(EXERCISE DATA)
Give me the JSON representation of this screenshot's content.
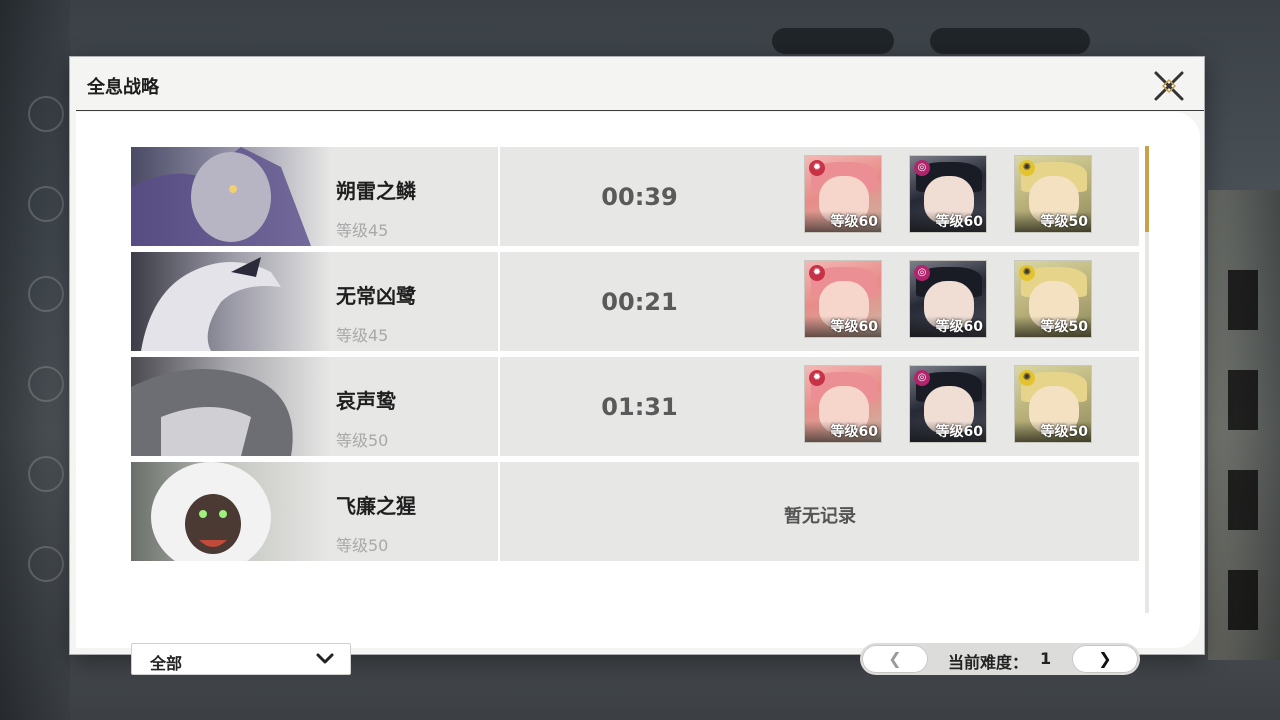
{
  "dialog": {
    "title": "全息战略",
    "bosses": [
      {
        "name": "朔雷之鳞",
        "level": "等级45",
        "time": "00:39",
        "team": [
          {
            "level": "等级60"
          },
          {
            "level": "等级60"
          },
          {
            "level": "等级50"
          }
        ]
      },
      {
        "name": "无常凶鹭",
        "level": "等级45",
        "time": "00:21",
        "team": [
          {
            "level": "等级60"
          },
          {
            "level": "等级60"
          },
          {
            "level": "等级50"
          }
        ]
      },
      {
        "name": "哀声鸷",
        "level": "等级50",
        "time": "01:31",
        "team": [
          {
            "level": "等级60"
          },
          {
            "level": "等级60"
          },
          {
            "level": "等级50"
          }
        ]
      },
      {
        "name": "飞廉之猩",
        "level": "等级50",
        "no_record": "暂无记录"
      }
    ],
    "filter": {
      "selected": "全部"
    },
    "pager": {
      "prev": "❮",
      "next": "❯",
      "label": "当前难度：",
      "value": "1"
    }
  },
  "icons": {
    "close": "close-icon",
    "chevron": "chevron-down-icon",
    "elements": [
      "fusion-element-icon",
      "havoc-element-icon",
      "spectro-element-icon"
    ]
  },
  "colors": {
    "accent": "#c7a24a",
    "panel": "#f4f4f2",
    "row": "#e7e7e5"
  }
}
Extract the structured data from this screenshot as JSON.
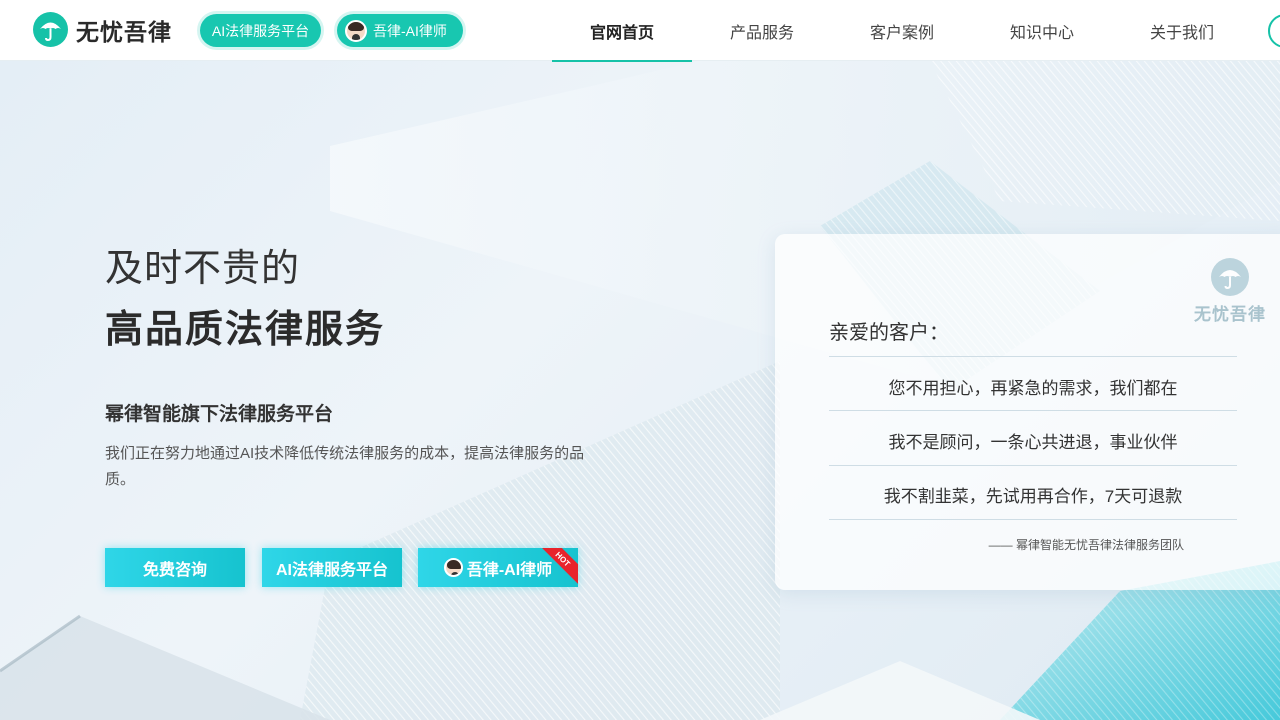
{
  "header": {
    "logo_text": "无忧吾律",
    "pill_platform": "AI法律服务平台",
    "pill_ai_lawyer": "吾律-AI律师",
    "nav": [
      {
        "label": "官网首页",
        "active": true
      },
      {
        "label": "产品服务",
        "active": false
      },
      {
        "label": "客户案例",
        "active": false
      },
      {
        "label": "知识中心",
        "active": false
      },
      {
        "label": "关于我们",
        "active": false
      }
    ]
  },
  "hero": {
    "title_line1": "及时不贵的",
    "title_line2": "高品质法律服务",
    "subtitle": "幂律智能旗下法律服务平台",
    "description": "我们正在努力地通过AI技术降低传统法律服务的成本，提高法律服务的品质。",
    "buttons": {
      "free_consult": "免费咨询",
      "platform": "AI法律服务平台",
      "ai_lawyer": "吾律-AI律师",
      "hot_badge": "HOT"
    }
  },
  "card": {
    "watermark_text": "无忧吾律",
    "greeting": "亲爱的客户：",
    "lines": [
      "您不用担心，再紧急的需求，我们都在",
      "我不是顾问，一条心共进退，事业伙伴",
      "我不割韭菜，先试用再合作，7天可退款"
    ],
    "signature": "—— 幂律智能无忧吾律法律服务团队"
  },
  "colors": {
    "brand": "#16c2a8",
    "cta": "#1fcfdc",
    "hot": "#e8242c"
  },
  "icons": {
    "logo": "umbrella-icon",
    "avatar": "lawyer-avatar-icon"
  }
}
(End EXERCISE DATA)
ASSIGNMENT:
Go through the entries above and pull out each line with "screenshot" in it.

SOLVED PROBLEM:
Give me the JSON representation of this screenshot's content.
Extract the structured data from this screenshot as JSON.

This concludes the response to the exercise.